The warning, “Watch your step!” takes on extra weight for those who do foot patrols where IEDs are likely to be placed. When King David said there was only a step between him and death, he may have been speaking figuratively. In modern warfare this is often a reality. Actually, it is always a reality.
The transition back from a combat zone is seldom easy. Hypervigilant is the term sometimes used to describe the person having difficulty doing this. Reckless, is another. So is unpredictable. Warzone thoughts and feelings do not fit well in the back-home peace zone. Adjustments need to be made.
Over time, most make the switch back to normal, or at least to the new normal. But few forget
what it was like to live one step away from death. That’s not necessarily bad. The remembrance pays dividends as life goes on. It reminds us that no matter where we are, or how old we are, there is only one step to death’s door. That honest realization shouldn’t terrify us, but it should make us careful. After spending time in distant and dangerous places, we may be tempted to think that if we made it through that, we can make it through anything. We abandon caution. Or maybe, we are tempted to renew that emotional rush brought on by living on the edge.
Defying death with speed down a roadway or with speed in our system can be exhilarating—

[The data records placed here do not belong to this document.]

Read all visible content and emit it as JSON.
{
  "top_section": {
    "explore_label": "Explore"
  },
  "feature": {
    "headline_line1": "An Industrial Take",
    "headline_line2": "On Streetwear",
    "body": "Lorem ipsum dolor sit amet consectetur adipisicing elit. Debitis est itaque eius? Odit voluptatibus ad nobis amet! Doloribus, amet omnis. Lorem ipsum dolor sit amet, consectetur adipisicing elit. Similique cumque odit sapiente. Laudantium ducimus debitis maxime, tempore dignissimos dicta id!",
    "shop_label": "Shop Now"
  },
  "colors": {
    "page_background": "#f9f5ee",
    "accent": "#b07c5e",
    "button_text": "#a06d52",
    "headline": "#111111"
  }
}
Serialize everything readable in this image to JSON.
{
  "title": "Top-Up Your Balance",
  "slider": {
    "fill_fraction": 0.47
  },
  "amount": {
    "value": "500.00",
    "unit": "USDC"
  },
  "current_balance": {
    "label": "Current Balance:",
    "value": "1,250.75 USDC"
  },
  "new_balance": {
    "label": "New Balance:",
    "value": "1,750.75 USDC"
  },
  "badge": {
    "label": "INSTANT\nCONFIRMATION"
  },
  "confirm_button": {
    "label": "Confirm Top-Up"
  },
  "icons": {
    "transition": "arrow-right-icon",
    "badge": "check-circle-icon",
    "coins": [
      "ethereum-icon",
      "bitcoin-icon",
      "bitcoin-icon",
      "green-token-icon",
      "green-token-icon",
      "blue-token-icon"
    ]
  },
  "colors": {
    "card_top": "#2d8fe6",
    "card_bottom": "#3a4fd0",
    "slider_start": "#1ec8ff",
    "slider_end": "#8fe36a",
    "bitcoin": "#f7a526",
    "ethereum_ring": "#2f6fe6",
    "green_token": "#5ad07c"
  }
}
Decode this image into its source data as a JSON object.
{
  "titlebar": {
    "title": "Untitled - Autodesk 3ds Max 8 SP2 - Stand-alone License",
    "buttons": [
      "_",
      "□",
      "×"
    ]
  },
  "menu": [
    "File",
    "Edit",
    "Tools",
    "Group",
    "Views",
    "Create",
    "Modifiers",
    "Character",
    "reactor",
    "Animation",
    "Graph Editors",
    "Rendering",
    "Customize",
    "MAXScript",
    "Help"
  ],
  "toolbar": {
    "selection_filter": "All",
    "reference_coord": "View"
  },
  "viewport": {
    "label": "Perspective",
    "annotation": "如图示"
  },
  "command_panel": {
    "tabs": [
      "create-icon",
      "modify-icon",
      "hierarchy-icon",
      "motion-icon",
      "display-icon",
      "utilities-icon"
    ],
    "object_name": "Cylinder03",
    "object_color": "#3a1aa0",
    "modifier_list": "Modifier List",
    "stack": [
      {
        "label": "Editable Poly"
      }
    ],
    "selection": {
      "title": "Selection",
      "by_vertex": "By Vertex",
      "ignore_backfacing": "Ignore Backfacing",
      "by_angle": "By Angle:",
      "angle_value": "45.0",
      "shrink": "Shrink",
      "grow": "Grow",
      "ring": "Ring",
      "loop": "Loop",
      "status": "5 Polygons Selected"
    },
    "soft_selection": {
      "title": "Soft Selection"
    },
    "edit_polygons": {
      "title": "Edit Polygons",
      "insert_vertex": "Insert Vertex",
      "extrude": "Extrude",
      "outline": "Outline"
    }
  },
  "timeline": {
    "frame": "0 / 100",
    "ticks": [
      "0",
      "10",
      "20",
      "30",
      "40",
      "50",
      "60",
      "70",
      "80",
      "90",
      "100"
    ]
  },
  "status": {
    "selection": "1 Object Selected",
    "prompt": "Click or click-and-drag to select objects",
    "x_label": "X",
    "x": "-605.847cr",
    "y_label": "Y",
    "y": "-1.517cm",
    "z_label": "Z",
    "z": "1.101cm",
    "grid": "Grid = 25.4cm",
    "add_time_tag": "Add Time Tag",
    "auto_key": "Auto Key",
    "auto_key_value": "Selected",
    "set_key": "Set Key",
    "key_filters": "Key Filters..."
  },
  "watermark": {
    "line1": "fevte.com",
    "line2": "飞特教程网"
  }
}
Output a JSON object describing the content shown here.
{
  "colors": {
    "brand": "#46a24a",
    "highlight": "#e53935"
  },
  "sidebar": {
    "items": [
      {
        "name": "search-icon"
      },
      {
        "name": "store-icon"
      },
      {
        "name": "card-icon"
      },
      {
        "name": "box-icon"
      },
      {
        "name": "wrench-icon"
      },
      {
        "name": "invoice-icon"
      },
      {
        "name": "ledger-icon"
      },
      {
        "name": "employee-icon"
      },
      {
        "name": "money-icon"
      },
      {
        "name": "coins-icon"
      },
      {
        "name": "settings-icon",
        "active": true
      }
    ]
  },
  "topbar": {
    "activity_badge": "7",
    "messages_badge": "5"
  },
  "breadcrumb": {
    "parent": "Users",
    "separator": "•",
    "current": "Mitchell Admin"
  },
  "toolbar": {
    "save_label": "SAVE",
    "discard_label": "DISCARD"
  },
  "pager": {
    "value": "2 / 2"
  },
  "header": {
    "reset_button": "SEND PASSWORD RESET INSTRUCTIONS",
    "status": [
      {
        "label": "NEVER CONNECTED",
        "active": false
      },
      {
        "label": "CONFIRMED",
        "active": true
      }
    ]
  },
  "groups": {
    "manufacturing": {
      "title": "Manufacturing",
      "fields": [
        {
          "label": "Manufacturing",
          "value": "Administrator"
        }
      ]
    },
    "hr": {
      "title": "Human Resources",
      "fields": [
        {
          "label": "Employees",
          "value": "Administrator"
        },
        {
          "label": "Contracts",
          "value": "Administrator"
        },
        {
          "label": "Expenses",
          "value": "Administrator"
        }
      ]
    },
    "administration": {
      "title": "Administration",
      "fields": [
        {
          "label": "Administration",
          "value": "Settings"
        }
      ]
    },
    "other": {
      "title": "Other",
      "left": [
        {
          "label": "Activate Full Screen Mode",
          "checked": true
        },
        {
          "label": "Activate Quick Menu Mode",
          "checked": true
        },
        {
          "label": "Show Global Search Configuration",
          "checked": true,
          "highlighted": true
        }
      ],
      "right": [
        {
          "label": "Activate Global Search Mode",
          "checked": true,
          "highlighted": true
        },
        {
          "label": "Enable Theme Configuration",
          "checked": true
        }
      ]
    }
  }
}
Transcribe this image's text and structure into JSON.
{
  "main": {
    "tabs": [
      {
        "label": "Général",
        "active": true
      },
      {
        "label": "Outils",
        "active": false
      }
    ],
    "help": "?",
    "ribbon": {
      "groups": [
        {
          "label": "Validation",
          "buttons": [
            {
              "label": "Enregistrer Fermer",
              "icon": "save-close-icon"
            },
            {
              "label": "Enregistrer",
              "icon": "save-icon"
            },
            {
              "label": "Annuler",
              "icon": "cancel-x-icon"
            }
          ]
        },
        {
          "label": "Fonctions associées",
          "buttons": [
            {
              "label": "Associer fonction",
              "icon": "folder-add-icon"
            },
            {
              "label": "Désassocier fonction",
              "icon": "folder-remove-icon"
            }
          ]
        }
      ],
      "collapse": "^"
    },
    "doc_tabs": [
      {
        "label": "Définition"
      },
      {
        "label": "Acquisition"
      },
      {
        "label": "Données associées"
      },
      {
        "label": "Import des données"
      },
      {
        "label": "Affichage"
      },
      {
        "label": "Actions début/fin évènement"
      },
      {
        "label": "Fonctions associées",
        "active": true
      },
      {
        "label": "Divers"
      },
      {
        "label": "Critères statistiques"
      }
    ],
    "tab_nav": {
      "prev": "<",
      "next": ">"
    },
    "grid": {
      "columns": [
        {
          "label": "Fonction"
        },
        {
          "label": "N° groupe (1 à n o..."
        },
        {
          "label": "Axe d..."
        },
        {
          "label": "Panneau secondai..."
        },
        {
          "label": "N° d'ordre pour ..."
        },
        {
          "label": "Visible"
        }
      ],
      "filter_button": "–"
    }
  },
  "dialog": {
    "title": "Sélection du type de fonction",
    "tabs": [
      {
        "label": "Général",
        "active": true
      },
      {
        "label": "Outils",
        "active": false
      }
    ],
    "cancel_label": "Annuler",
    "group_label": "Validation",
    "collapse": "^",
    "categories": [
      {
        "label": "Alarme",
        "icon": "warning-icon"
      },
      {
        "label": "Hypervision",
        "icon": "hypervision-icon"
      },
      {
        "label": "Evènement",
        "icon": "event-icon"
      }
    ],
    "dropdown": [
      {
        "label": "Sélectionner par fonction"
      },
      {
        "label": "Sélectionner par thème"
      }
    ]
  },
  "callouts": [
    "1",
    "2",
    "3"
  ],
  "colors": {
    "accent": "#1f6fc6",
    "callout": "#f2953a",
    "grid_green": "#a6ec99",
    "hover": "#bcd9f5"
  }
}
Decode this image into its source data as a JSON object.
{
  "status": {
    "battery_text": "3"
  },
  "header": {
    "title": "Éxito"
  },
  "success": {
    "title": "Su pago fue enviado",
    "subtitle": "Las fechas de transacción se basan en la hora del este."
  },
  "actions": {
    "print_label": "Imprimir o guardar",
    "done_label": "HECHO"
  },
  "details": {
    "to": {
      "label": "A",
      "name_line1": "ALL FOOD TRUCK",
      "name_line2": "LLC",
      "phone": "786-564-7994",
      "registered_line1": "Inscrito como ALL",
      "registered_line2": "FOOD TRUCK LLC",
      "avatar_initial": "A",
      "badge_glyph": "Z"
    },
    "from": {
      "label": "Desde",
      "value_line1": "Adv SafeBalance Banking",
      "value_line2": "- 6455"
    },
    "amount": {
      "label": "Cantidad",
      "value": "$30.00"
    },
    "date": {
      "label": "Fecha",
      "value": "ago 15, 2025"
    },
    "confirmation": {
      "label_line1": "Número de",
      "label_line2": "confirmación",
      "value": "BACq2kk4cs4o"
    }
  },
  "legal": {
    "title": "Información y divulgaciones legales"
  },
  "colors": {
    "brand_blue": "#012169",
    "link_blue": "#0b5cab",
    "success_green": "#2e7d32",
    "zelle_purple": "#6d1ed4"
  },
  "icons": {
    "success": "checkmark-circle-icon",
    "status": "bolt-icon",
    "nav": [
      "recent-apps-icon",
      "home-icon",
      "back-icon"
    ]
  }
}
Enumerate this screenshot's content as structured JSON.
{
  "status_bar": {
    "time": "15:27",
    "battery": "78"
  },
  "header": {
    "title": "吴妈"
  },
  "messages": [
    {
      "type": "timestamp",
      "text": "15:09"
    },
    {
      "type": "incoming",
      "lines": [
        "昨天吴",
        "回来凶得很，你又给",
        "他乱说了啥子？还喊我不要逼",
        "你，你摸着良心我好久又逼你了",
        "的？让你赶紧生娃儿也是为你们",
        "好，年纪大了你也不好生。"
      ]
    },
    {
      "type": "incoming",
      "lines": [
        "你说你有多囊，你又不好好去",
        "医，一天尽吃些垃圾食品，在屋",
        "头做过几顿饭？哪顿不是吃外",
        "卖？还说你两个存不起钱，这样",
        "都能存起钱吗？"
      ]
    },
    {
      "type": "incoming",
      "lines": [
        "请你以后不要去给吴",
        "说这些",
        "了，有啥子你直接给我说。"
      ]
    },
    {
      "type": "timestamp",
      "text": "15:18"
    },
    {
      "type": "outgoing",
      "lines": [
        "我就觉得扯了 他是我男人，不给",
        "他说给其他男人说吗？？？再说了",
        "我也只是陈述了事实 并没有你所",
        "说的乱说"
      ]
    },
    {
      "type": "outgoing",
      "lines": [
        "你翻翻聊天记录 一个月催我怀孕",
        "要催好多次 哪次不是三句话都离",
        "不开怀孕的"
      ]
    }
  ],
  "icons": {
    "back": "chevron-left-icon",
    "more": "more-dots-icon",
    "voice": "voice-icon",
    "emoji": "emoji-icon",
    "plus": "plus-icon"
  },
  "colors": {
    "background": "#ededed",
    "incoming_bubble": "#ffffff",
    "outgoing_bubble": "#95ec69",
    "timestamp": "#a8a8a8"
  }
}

but surely not wise. Those are deathtraps, and to be avoided. Tiptoeing through life in fear or racing through life in bravado is not a good way to live a life. It is not God’s way. God’s way involves confident caution.
A troubled Job once asked about his Creator and Lord, “Does he not see my ways and count my
every step” (Job 31:4)? The expected answer was: “Yes! Yes, he does!” Yes, he does see my ways. I am never off his radar screen. He sees what is done in secret. He sees the plans I am making. Camouflage doesn’t fool him. The future doesn’t surprise him. He counts every step. He knows how tired I become. He knows how many steps away I am from danger or disaster. He watches over my soul as well as my body. He sees the dangers that threaten either of them, or both of them.
Some newer cars come equipped with sensors that detect when the vehicle crosses into a different lane without the turn signal activated. It’s there to prevent unintentional drifting into danger. A signal shows up on the dashboard. A vibration is felt in the driver’s seat. The steering wheel is nudged back to the original lane. It can be a lifesaver.
God does this even better. The Creator God has given us an alerting conscience. His Word points us to the safe path and warns against the dangerous dead ends. As the Savior God, he has given us forgiveness and redemption. As the Sanctifying God, he empowers us to follow the road to heaven. We can joyfully live a life of cautious confidence. After all, it is God who watches our steps.
We pray: Lord of the nations, and Savior of our souls, we live our lives—one step after another without knowing what that next stride will bring. When we look back over our path, we can now see how close to tragedy we have come at times. When we look ahead, we wonder how we will avoid disaster. But you know. In you we put our trust. Keep watching our steps. Amen.
Written by Pastor Paul Ziemer, WELS National Civilian Chaplain
and Liaison to the Military, Cape Coral, Florida
Provided by WELS Ministry to the Military